__WORK TASK__
Repeat the data exactly as given below, dropping every picture.

__DATASET RECORDS__
--------------------
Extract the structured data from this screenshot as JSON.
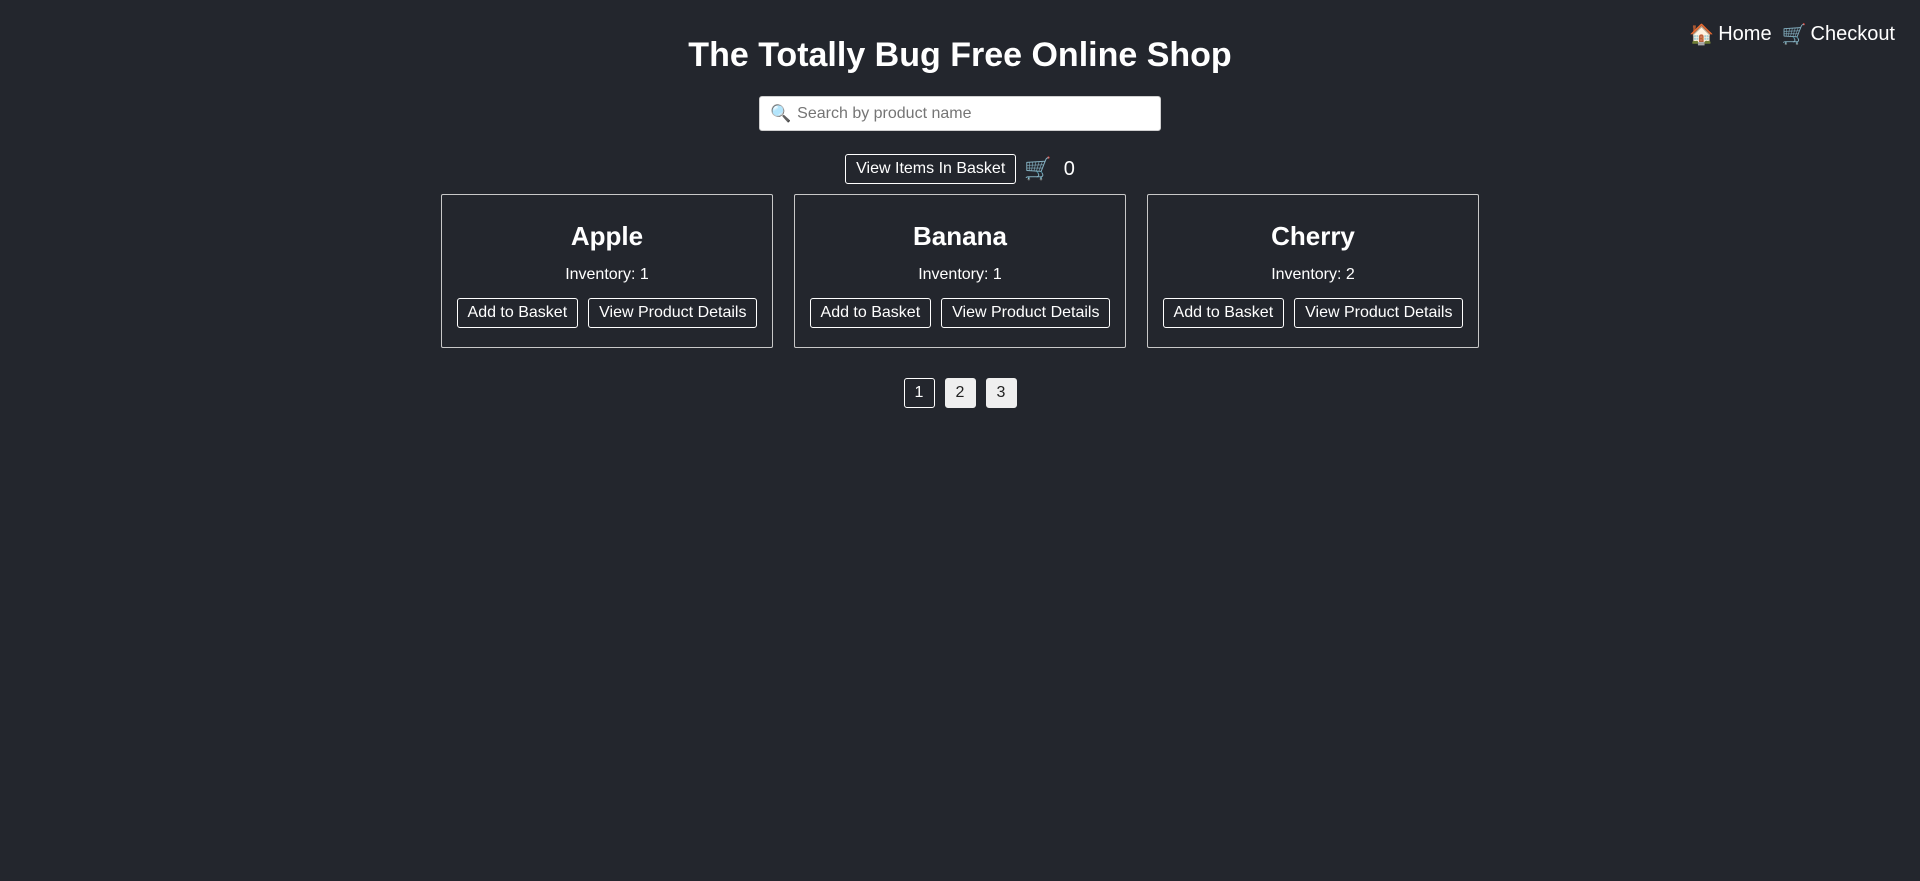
{
  "nav": {
    "home_icon": "🏠",
    "home_label": "Home",
    "checkout_icon": "🛒",
    "checkout_label": "Checkout"
  },
  "header": {
    "title": "The Totally Bug Free Online Shop"
  },
  "search": {
    "icon": "🔍",
    "placeholder": "Search by product name",
    "value": ""
  },
  "basket": {
    "view_label": "View Items In Basket",
    "cart_icon": "🛒",
    "count": "0"
  },
  "products": [
    {
      "name": "Apple",
      "inventory": "Inventory: 1",
      "add_label": "Add to Basket",
      "details_label": "View Product Details"
    },
    {
      "name": "Banana",
      "inventory": "Inventory: 1",
      "add_label": "Add to Basket",
      "details_label": "View Product Details"
    },
    {
      "name": "Cherry",
      "inventory": "Inventory: 2",
      "add_label": "Add to Basket",
      "details_label": "View Product Details"
    }
  ],
  "pagination": {
    "pages": [
      "1",
      "2",
      "3"
    ],
    "current": "1"
  },
  "colors": {
    "background": "#23262d",
    "text": "#ffffff",
    "inactive_page": "#efefef"
  }
}
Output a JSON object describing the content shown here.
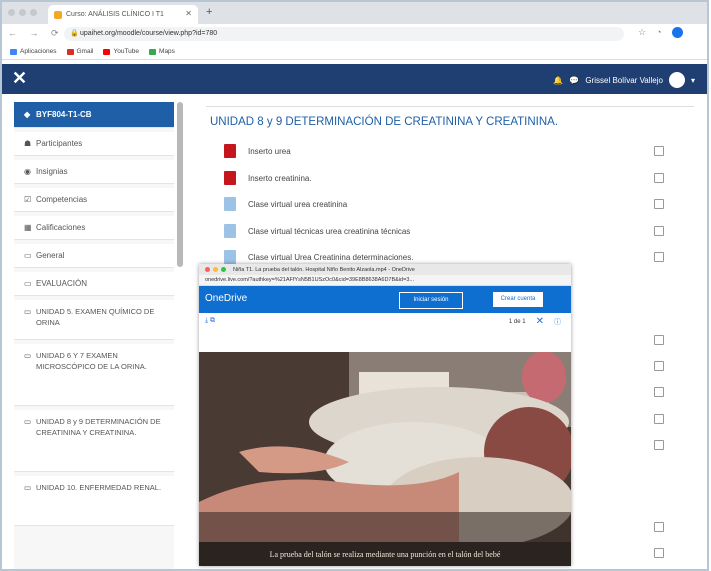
{
  "browser": {
    "tab_title": "Curso: ANÁLISIS CLÍNICO I T1",
    "url": "upaihet.org/moodle/course/view.php?id=780",
    "bookmarks": [
      "Aplicaciones",
      "Gmail",
      "YouTube",
      "Maps"
    ]
  },
  "navbar": {
    "user_name": "Grissel Bolívar Vallejo"
  },
  "sidebar": {
    "items": [
      {
        "label": "BYF804-T1-CB",
        "icon": "graduation-cap-icon"
      },
      {
        "label": "Participantes",
        "icon": "users-icon"
      },
      {
        "label": "Insignias",
        "icon": "badge-icon"
      },
      {
        "label": "Competencias",
        "icon": "check-square-icon"
      },
      {
        "label": "Calificaciones",
        "icon": "table-icon"
      },
      {
        "label": "General",
        "icon": "folder-icon"
      },
      {
        "label": "EVALUACIÓN",
        "icon": "folder-icon"
      },
      {
        "label": "UNIDAD 5. EXAMEN QUÍMICO DE ORINA",
        "icon": "folder-icon"
      },
      {
        "label": "UNIDAD 6 Y 7 EXAMEN MICROSCÓPICO DE LA ORINA.",
        "icon": "folder-icon"
      },
      {
        "label": "UNIDAD 8 y 9 DETERMINACIÓN DE CREATININA Y CREATININA.",
        "icon": "folder-icon"
      },
      {
        "label": "UNIDAD 10. ENFERMEDAD RENAL.",
        "icon": "folder-icon"
      }
    ]
  },
  "main": {
    "section_title": "UNIDAD 8 y 9 DETERMINACIÓN DE CREATININA Y CREATININA.",
    "activities": [
      {
        "label": "Inserto urea",
        "icon": "pdf-icon"
      },
      {
        "label": "Inserto creatinina.",
        "icon": "pdf-icon"
      },
      {
        "label": "Clase virtual urea creatinina",
        "icon": "document-icon"
      },
      {
        "label": "Clase virtual técnicas urea creatinina técnicas",
        "icon": "document-icon"
      },
      {
        "label": "Clase virtual Urea Creatinina determinaciones.",
        "icon": "document-icon"
      }
    ]
  },
  "popup": {
    "title": "Niña T1. La prueba del talón. Hospital Niño Benito Alzaola.mp4 - OneDrive",
    "url": "onedrive.live.com/?authkey=%21AFfYsN5B1USzOc0&cid=39E8B8638A6D7B&id=3...",
    "brand": "OneDrive",
    "signin_label": "Iniciar sesión",
    "create_label": "Crear cuenta",
    "page_counter": "1 de 1",
    "caption": "La prueba del talón se realiza mediante una punción en el talón del bebé"
  }
}
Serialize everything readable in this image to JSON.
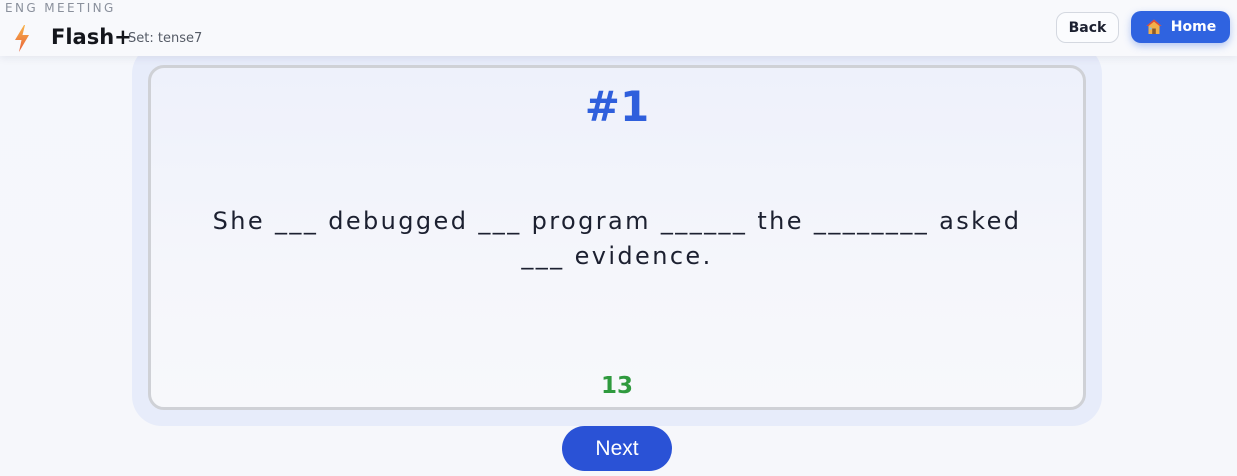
{
  "header": {
    "eyebrow": "ENG MEETING",
    "brand_icon": "lightning-bolt-icon",
    "brand_name": "Flash+",
    "set_label": "Set: tense7",
    "back_label": "Back",
    "home_icon": "house-icon",
    "home_label": "Home"
  },
  "card": {
    "number": "#1",
    "sentence": "She ___ debugged ___ program ______ the ________ asked ___ evidence.",
    "counter": "13"
  },
  "footer": {
    "next_label": "Next"
  },
  "colors": {
    "accent": "#2f63e0",
    "number": "#2f5fdc",
    "counter": "#2f9a3e",
    "next_button": "#2a52d6"
  }
}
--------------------
__EXERCISE SOLUTION__
Extract the structured data from this screenshot as JSON.
{
  "nav": {
    "home_icon": "🏠",
    "home_label": "Home",
    "checkout_icon": "🛒",
    "checkout_label": "Checkout"
  },
  "header": {
    "title": "The Totally Bug Free Online Shop"
  },
  "search": {
    "icon": "🔍",
    "placeholder": "Search by product name",
    "value": ""
  },
  "basket": {
    "view_label": "View Items In Basket",
    "cart_icon": "🛒",
    "count": "0"
  },
  "products": [
    {
      "name": "Apple",
      "inventory": "Inventory: 1",
      "add_label": "Add to Basket",
      "details_label": "View Product Details"
    },
    {
      "name": "Banana",
      "inventory": "Inventory: 1",
      "add_label": "Add to Basket",
      "details_label": "View Product Details"
    },
    {
      "name": "Cherry",
      "inventory": "Inventory: 2",
      "add_label": "Add to Basket",
      "details_label": "View Product Details"
    }
  ],
  "pagination": {
    "pages": [
      "1",
      "2",
      "3"
    ],
    "current": "1"
  },
  "colors": {
    "background": "#23262d",
    "text": "#ffffff",
    "inactive_page": "#efefef"
  }
}
Output a JSON object describing the content shown here.
{
  "browser": {
    "tab_title": "Curso: ANÁLISIS CLÍNICO I T1",
    "url": "upaihet.org/moodle/course/view.php?id=780",
    "bookmarks": [
      "Aplicaciones",
      "Gmail",
      "YouTube",
      "Maps"
    ]
  },
  "navbar": {
    "user_name": "Grissel Bolívar Vallejo"
  },
  "sidebar": {
    "items": [
      {
        "label": "BYF804-T1-CB",
        "icon": "graduation-cap-icon"
      },
      {
        "label": "Participantes",
        "icon": "users-icon"
      },
      {
        "label": "Insignias",
        "icon": "badge-icon"
      },
      {
        "label": "Competencias",
        "icon": "check-square-icon"
      },
      {
        "label": "Calificaciones",
        "icon": "table-icon"
      },
      {
        "label": "General",
        "icon": "folder-icon"
      },
      {
        "label": "EVALUACIÓN",
        "icon": "folder-icon"
      },
      {
        "label": "UNIDAD 5. EXAMEN QUÍMICO DE ORINA",
        "icon": "folder-icon"
      },
      {
        "label": "UNIDAD 6 Y 7 EXAMEN MICROSCÓPICO DE LA ORINA.",
        "icon": "folder-icon"
      },
      {
        "label": "UNIDAD 8 y 9 DETERMINACIÓN DE CREATININA Y CREATININA.",
        "icon": "folder-icon"
      },
      {
        "label": "UNIDAD 10. ENFERMEDAD RENAL.",
        "icon": "folder-icon"
      }
    ]
  },
  "main": {
    "section_title": "UNIDAD 8 y 9 DETERMINACIÓN DE CREATININA Y CREATININA.",
    "activities": [
      {
        "label": "Inserto urea",
        "icon": "pdf-icon"
      },
      {
        "label": "Inserto creatinina.",
        "icon": "pdf-icon"
      },
      {
        "label": "Clase virtual urea creatinina",
        "icon": "document-icon"
      },
      {
        "label": "Clase virtual técnicas urea creatinina técnicas",
        "icon": "document-icon"
      },
      {
        "label": "Clase virtual Urea Creatinina determinaciones.",
        "icon": "document-icon"
      }
    ]
  },
  "popup": {
    "title": "Niña T1. La prueba del talón. Hospital Niño Benito Alzaola.mp4 - OneDrive",
    "url": "onedrive.live.com/?authkey=%21AFfYsN5B1USzOc0&cid=39E8B8638A6D7B&id=3...",
    "brand": "OneDrive",
    "signin_label": "Iniciar sesión",
    "create_label": "Crear cuenta",
    "page_counter": "1 de 1",
    "caption": "La prueba del talón se realiza mediante una punción en el talón del bebé"
  }
}
Serialize everything readable in this image to JSON.
{
  "header": {
    "eyebrow": "ENG MEETING",
    "brand_icon": "lightning-bolt-icon",
    "brand_name": "Flash+",
    "set_label": "Set: tense7",
    "back_label": "Back",
    "home_icon": "house-icon",
    "home_label": "Home"
  },
  "card": {
    "number": "#1",
    "sentence": "She ___ debugged ___ program ______ the ________ asked ___ evidence.",
    "counter": "13"
  },
  "footer": {
    "next_label": "Next"
  },
  "colors": {
    "accent": "#2f63e0",
    "number": "#2f5fdc",
    "counter": "#2f9a3e",
    "next_button": "#2a52d6"
  }
}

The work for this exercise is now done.